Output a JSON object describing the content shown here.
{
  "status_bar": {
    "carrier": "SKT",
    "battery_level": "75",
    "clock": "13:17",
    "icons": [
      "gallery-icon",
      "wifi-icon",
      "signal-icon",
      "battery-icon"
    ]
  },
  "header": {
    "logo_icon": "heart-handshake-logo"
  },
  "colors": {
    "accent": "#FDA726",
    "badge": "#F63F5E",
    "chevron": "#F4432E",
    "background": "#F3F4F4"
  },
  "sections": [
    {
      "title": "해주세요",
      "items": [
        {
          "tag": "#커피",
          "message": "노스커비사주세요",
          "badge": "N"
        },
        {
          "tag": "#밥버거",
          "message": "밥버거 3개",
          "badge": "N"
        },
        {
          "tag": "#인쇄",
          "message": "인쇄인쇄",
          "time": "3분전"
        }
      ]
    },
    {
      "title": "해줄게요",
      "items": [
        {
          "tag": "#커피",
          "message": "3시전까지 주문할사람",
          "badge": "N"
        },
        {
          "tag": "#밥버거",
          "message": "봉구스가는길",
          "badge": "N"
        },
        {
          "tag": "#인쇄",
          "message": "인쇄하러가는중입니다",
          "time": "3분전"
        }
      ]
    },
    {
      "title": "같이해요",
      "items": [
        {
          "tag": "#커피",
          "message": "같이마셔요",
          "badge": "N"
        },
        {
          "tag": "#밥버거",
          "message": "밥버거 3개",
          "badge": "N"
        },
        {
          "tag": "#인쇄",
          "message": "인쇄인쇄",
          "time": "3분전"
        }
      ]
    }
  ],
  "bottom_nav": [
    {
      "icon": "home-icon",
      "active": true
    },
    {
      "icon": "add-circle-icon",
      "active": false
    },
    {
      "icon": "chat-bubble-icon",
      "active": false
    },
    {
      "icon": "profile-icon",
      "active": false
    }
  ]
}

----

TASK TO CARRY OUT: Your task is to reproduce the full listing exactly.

RESULT OF THIS EXERCISE:
Output a JSON object describing the content shown here.
{
  "status_bar": {
    "carrier": "SKT",
    "battery_level": "75",
    "clock": "13:17",
    "icons": [
      "gallery-icon",
      "wifi-icon",
      "signal-icon",
      "battery-icon"
    ]
  },
  "header": {
    "logo_icon": "heart-handshake-logo"
  },
  "colors": {
    "accent": "#FDA726",
    "badge": "#F63F5E",
    "chevron": "#F4432E",
    "background": "#F3F4F4"
  },
  "sections": [
    {
      "title": "해주세요",
      "items": [
        {
          "tag": "#커피",
          "message": "노스커비사주세요",
          "badge": "N"
        },
        {
          "tag": "#밥버거",
          "message": "밥버거 3개",
          "badge": "N"
        },
        {
          "tag": "#인쇄",
          "message": "인쇄인쇄",
          "time": "3분전"
        }
      ]
    },
    {
      "title": "해줄게요",
      "items": [
        {
          "tag": "#커피",
          "message": "3시전까지 주문할사람",
          "badge": "N"
        },
        {
          "tag": "#밥버거",
          "message": "봉구스가는길",
          "badge": "N"
        },
        {
          "tag": "#인쇄",
          "message": "인쇄하러가는중입니다",
          "time": "3분전"
        }
      ]
    },
    {
      "title": "같이해요",
      "items": [
        {
          "tag": "#커피",
          "message": "같이마셔요",
          "badge": "N"
        },
        {
          "tag": "#밥버거",
          "message": "밥버거 3개",
          "badge": "N"
        },
        {
          "tag": "#인쇄",
          "message": "인쇄인쇄",
          "time": "3분전"
        }
      ]
    }
  ],
  "bottom_nav": [
    {
      "icon": "home-icon",
      "active": true
    },
    {
      "icon": "add-circle-icon",
      "active": false
    },
    {
      "icon": "chat-bubble-icon",
      "active": false
    },
    {
      "icon": "profile-icon",
      "active": false
    }
  ]
}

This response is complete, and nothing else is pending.